How to complete this task:
Write the records out again, unchanged.

Input for this task:
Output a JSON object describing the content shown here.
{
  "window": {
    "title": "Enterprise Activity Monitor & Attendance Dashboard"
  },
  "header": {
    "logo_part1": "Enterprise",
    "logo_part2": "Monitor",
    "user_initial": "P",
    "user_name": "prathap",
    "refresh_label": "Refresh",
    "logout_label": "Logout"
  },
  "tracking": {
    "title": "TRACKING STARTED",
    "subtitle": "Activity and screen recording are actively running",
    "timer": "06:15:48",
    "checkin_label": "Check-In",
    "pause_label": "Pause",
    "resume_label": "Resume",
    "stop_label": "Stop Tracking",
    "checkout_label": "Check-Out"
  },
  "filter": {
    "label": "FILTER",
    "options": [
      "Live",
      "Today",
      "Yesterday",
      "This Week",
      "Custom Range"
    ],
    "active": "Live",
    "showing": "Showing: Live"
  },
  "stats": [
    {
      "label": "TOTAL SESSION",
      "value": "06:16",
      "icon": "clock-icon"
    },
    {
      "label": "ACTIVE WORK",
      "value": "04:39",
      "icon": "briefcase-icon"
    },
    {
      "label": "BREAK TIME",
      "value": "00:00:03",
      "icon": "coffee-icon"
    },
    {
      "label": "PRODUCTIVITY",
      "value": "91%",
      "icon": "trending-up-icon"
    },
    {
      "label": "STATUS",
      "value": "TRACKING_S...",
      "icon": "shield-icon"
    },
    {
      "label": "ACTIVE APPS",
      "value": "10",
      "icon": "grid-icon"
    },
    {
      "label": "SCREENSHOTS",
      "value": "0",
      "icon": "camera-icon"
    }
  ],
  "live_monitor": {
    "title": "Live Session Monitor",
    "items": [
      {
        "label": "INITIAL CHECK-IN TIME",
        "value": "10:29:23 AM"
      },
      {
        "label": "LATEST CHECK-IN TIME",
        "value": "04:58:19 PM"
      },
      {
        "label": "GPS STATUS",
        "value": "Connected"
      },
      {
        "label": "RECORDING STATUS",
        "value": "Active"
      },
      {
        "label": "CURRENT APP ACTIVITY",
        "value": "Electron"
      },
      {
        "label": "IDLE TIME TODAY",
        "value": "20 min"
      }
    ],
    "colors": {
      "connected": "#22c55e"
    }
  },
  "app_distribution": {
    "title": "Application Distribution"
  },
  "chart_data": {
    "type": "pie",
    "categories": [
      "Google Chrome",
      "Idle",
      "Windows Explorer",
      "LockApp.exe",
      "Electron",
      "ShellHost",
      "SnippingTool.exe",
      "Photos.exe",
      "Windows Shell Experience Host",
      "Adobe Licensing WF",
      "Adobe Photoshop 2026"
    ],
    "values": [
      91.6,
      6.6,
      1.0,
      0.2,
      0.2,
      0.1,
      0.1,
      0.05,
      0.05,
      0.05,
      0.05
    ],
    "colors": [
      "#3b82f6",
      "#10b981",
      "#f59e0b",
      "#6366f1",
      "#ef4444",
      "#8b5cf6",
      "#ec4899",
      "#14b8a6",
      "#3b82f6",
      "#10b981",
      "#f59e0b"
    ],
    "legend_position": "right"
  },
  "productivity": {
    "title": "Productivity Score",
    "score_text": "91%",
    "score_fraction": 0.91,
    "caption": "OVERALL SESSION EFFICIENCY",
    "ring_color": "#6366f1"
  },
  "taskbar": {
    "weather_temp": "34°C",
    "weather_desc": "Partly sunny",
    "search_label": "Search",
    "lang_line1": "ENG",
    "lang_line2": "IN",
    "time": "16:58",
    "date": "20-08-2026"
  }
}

Result of this task:
Output a JSON object describing the content shown here.
{
  "window": {
    "title": "Enterprise Activity Monitor & Attendance Dashboard"
  },
  "header": {
    "logo_part1": "Enterprise",
    "logo_part2": "Monitor",
    "user_initial": "P",
    "user_name": "prathap",
    "refresh_label": "Refresh",
    "logout_label": "Logout"
  },
  "tracking": {
    "title": "TRACKING STARTED",
    "subtitle": "Activity and screen recording are actively running",
    "timer": "06:15:48",
    "checkin_label": "Check-In",
    "pause_label": "Pause",
    "resume_label": "Resume",
    "stop_label": "Stop Tracking",
    "checkout_label": "Check-Out"
  },
  "filter": {
    "label": "FILTER",
    "options": [
      "Live",
      "Today",
      "Yesterday",
      "This Week",
      "Custom Range"
    ],
    "active": "Live",
    "showing": "Showing: Live"
  },
  "stats": [
    {
      "label": "TOTAL SESSION",
      "value": "06:16",
      "icon": "clock-icon"
    },
    {
      "label": "ACTIVE WORK",
      "value": "04:39",
      "icon": "briefcase-icon"
    },
    {
      "label": "BREAK TIME",
      "value": "00:00:03",
      "icon": "coffee-icon"
    },
    {
      "label": "PRODUCTIVITY",
      "value": "91%",
      "icon": "trending-up-icon"
    },
    {
      "label": "STATUS",
      "value": "TRACKING_S...",
      "icon": "shield-icon"
    },
    {
      "label": "ACTIVE APPS",
      "value": "10",
      "icon": "grid-icon"
    },
    {
      "label": "SCREENSHOTS",
      "value": "0",
      "icon": "camera-icon"
    }
  ],
  "live_monitor": {
    "title": "Live Session Monitor",
    "items": [
      {
        "label": "INITIAL CHECK-IN TIME",
        "value": "10:29:23 AM"
      },
      {
        "label": "LATEST CHECK-IN TIME",
        "value": "04:58:19 PM"
      },
      {
        "label": "GPS STATUS",
        "value": "Connected"
      },
      {
        "label": "RECORDING STATUS",
        "value": "Active"
      },
      {
        "label": "CURRENT APP ACTIVITY",
        "value": "Electron"
      },
      {
        "label": "IDLE TIME TODAY",
        "value": "20 min"
      }
    ],
    "colors": {
      "connected": "#22c55e"
    }
  },
  "app_distribution": {
    "title": "Application Distribution"
  },
  "chart_data": {
    "type": "pie",
    "categories": [
      "Google Chrome",
      "Idle",
      "Windows Explorer",
      "LockApp.exe",
      "Electron",
      "ShellHost",
      "SnippingTool.exe",
      "Photos.exe",
      "Windows Shell Experience Host",
      "Adobe Licensing WF",
      "Adobe Photoshop 2026"
    ],
    "values": [
      91.6,
      6.6,
      1.0,
      0.2,
      0.2,
      0.1,
      0.1,
      0.05,
      0.05,
      0.05,
      0.05
    ],
    "colors": [
      "#3b82f6",
      "#10b981",
      "#f59e0b",
      "#6366f1",
      "#ef4444",
      "#8b5cf6",
      "#ec4899",
      "#14b8a6",
      "#3b82f6",
      "#10b981",
      "#f59e0b"
    ],
    "legend_position": "right"
  },
  "productivity": {
    "title": "Productivity Score",
    "score_text": "91%",
    "score_fraction": 0.91,
    "caption": "OVERALL SESSION EFFICIENCY",
    "ring_color": "#6366f1"
  },
  "taskbar": {
    "weather_temp": "34°C",
    "weather_desc": "Partly sunny",
    "search_label": "Search",
    "lang_line1": "ENG",
    "lang_line2": "IN",
    "time": "16:58",
    "date": "20-08-2026"
  }
}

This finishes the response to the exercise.